Positives? The potential to immerse players on a visual level became humongous. Big sprawling 3D worlds? Here it comes! Negative: Art assets are getting re-used a lot more,sometimes even entire levels. Also, huge 3D-worlds aren't all that cracked up to be if you're walking empty corridors for minutes on end (unless it's a survival horror game off course).

Yes, I am suggesting that throughout the decades games have gotten, well, boring, and the cause of this is technological advances. Now before you all pick up your pitchforks and torches, hear me out! I'm not blaming technological advances, I'm blaming game-developers of not trying to pour over the principles from one type to the other. Take Schmups for example, what level-design type? Well you would think 2D-scrolling of course, but Schmups actually combined Single Screen Level-design (trowing a lot of junk at you in every screen) and 2D-scrolling. Take the Serious Sam series for a while. Yes, level design is 3D, but the game trows enemies at you like it was a Single Screen game. And damn was it fun!

More recent example: Left 4 Dead. Yesyes, co-op is fun too, but the game actually combines Single Screen, 2D-scrolling and 3D level design in a top-notch fun package. Another more recent example? Dragon Age: Origins does a half-decent job of filling up every room with a good deal of fast-paced action not unlike the 2D-Zelda games, only less intense. Now, I love DA:O because of the addictive and challenging combat, but the mandatory re-visiting area's you cleared...boring. This is however sometimes alleviated by having you encounter mobs (the dwarven part is a good example of this) in supposed "empty" or cleared area's.

Radek Koncewicz asked the question what made those old 2D-games so great. It is partly because they are much closer aligned with the Single Screen level-design philosophy of trowing as much (manageable) action at the player as possible in a small area then 3D-games. And people love this! Just look at sales of the two New Super Mario Bros. games or WiiPlay (yes, some people just buy it for the controller, but the majority of those 22+ million sales, people actually wanted the game...or simply put, Tanks). 

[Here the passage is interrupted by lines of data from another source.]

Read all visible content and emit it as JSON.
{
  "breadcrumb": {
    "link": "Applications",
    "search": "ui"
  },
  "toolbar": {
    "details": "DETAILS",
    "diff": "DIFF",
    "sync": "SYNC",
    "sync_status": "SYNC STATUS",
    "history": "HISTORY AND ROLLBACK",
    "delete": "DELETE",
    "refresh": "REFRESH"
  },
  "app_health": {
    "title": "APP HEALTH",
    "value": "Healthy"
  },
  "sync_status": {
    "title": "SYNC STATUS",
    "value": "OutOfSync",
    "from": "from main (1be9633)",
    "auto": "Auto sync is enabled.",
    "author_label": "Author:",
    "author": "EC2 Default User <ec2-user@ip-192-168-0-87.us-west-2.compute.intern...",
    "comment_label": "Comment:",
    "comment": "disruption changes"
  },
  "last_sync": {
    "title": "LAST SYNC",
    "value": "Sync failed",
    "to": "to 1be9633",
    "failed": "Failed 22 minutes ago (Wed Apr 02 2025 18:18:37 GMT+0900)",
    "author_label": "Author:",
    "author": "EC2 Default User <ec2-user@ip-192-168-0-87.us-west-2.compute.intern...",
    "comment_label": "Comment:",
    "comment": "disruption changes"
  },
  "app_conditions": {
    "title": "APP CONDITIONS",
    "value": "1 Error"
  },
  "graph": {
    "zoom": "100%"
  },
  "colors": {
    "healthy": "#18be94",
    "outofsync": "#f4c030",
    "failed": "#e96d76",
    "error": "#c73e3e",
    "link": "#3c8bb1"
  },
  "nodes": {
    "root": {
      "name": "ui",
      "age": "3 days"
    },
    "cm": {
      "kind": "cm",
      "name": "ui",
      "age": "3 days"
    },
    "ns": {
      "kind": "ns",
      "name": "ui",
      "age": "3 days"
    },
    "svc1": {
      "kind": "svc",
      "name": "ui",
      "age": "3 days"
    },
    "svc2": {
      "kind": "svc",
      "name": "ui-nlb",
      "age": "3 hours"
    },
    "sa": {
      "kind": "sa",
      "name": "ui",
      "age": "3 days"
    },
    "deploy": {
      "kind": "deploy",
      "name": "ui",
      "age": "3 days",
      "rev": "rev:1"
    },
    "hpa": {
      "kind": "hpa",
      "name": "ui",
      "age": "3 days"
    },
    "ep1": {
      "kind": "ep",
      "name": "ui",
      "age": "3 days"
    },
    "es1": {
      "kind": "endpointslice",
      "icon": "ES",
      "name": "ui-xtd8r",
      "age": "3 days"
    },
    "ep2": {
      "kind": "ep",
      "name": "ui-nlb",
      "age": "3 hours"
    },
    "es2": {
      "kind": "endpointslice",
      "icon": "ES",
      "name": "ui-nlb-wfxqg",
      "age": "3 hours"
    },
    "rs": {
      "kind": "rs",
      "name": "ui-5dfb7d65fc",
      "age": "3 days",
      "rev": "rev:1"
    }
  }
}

Also, game-developers, more action doesn't mean more violence, blood and breasts...seriously quit it!

Read more about:

Daily news, dev blogs, and stories from Game Developer straight to your inbox

You May Also Like